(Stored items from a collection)
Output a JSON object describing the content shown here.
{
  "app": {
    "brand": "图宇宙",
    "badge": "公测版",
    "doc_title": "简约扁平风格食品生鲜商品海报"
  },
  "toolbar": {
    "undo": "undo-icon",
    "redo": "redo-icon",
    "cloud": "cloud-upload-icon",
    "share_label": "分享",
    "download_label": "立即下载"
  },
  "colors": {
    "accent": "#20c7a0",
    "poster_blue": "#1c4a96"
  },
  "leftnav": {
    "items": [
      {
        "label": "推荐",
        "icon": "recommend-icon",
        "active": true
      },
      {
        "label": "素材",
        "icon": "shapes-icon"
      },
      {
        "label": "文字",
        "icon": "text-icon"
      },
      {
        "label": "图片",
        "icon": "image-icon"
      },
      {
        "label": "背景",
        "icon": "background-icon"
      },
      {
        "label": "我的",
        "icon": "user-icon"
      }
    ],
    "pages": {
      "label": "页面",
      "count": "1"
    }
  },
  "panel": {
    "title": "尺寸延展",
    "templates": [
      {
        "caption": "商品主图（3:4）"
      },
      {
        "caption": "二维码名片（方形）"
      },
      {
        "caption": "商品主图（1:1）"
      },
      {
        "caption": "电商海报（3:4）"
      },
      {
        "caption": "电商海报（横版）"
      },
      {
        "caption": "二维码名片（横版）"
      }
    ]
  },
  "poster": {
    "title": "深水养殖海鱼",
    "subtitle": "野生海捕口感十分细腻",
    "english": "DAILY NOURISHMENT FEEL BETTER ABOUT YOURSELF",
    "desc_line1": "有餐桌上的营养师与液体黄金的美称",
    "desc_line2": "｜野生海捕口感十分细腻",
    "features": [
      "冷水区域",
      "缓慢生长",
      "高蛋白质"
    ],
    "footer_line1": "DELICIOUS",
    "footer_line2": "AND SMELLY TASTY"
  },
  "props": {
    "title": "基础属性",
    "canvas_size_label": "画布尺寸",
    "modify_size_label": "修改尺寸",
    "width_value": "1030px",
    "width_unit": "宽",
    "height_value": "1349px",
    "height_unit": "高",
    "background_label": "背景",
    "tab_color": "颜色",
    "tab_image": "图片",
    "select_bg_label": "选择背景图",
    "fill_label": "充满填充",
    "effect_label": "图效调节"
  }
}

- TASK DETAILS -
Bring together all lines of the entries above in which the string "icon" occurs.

- RESULT BELOW -
    "undo": "undo-icon",
    "redo": "redo-icon",
    "cloud": "cloud-upload-icon",
        "icon": "recommend-icon",
        "icon": "shapes-icon"
        "icon": "text-icon"
        "icon": "image-icon"
        "icon": "background-icon"
        "icon": "user-icon"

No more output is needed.